This is especially true if you live in a small, open-plan flat without an efficient extractor fan or air bricks, as there's nowhere for all the moisture to go. So, open the windows often, especially when cooking, and crack them open while you're in bed. 

Open windows not an option? Take a look at our pick of the best dehumidifiers: they're brilliant for solving condensation problems, particularly those caused by cooking, showering and drying laundry indoors (note: they also really speed up how fast your washing dries, which is a real bonus). 

You might not want a dehumidifier running at night in a bedroom, but if you pop yours on after you get up and time it to switch off an hour or so later, it'll stop condensation and its effects from becoming a problem. And in case you were wondering, dehumidifiers use very little energy (much less than tumble dryers) to run, so you won't see a hike in your energy bills. 
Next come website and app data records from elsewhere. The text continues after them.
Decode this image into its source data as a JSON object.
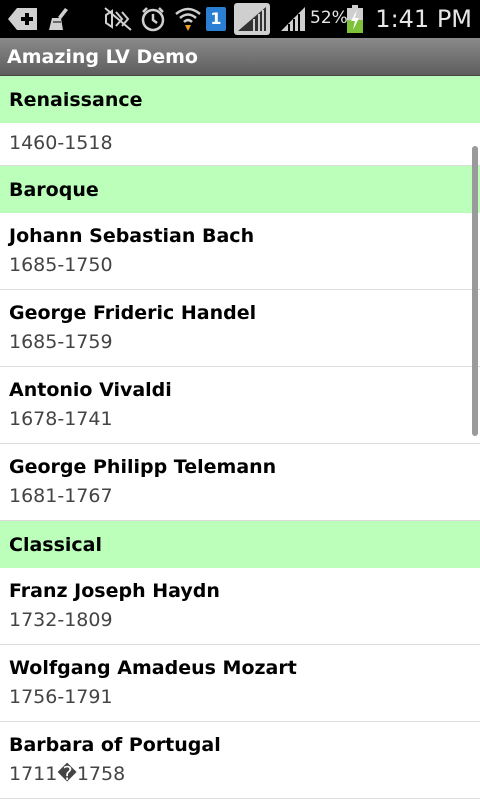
{
  "status_bar": {
    "battery_percent": "52%",
    "time": "1:41 PM",
    "notification_badge": "1",
    "icons": [
      "add-icon",
      "broom-icon",
      "mute-icon",
      "alarm-icon",
      "wifi-icon",
      "sim-badge-icon",
      "signal-icon",
      "signal-icon",
      "battery-charging-icon"
    ]
  },
  "app": {
    "title": "Amazing LV Demo"
  },
  "list": {
    "sections": [
      {
        "header": "Renaissance",
        "items": [
          {
            "name": "",
            "years": "1460-1518"
          }
        ]
      },
      {
        "header": "Baroque",
        "items": [
          {
            "name": "Johann Sebastian Bach",
            "years": "1685-1750"
          },
          {
            "name": "George Frideric Handel",
            "years": "1685-1759"
          },
          {
            "name": "Antonio Vivaldi",
            "years": "1678-1741"
          },
          {
            "name": "George Philipp Telemann",
            "years": "1681-1767"
          }
        ]
      },
      {
        "header": "Classical",
        "items": [
          {
            "name": "Franz Joseph Haydn",
            "years": "1732-1809"
          },
          {
            "name": "Wolfgang Amadeus Mozart",
            "years": "1756-1791"
          },
          {
            "name": "Barbara of Portugal",
            "years": "1711�1758"
          }
        ]
      }
    ]
  },
  "colors": {
    "section_bg": "#bbffbb",
    "status_bar_bg": "#000000",
    "title_bar_bg": "#6e6e6e"
  }
}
The next best thing you can do to stop condensation from forming is to keep your heating on a low setting throughout the colder months. Temperature fluctuations, especially the temperature plummeting around dawn, are very often responsible for condensation forming on windows. The trick is not to blast your home with hot air for short periods of time and leave it cold the rest of the time. An even, continuous low heat setting is better.  

A severe condensation problem that these quick fixes can't tackle may well call for substantial work to your property – we have our own guide to how to reduce condensation that explains the different options. It's worth checking out – condensation can damage a home, but it can also be the sign of an underlying problem you shouldn't ignore.

Anna Cottrell
Anna Cottrell

In 2018 Anna moved into the world of interiors from academic research in the field of literature and urban space and joined as Staff Writer. She has a longterm interest in space-making and the evolution of interior style. She can also be found looking for the latest innovations in sustainable homewares or buying yet more bedding.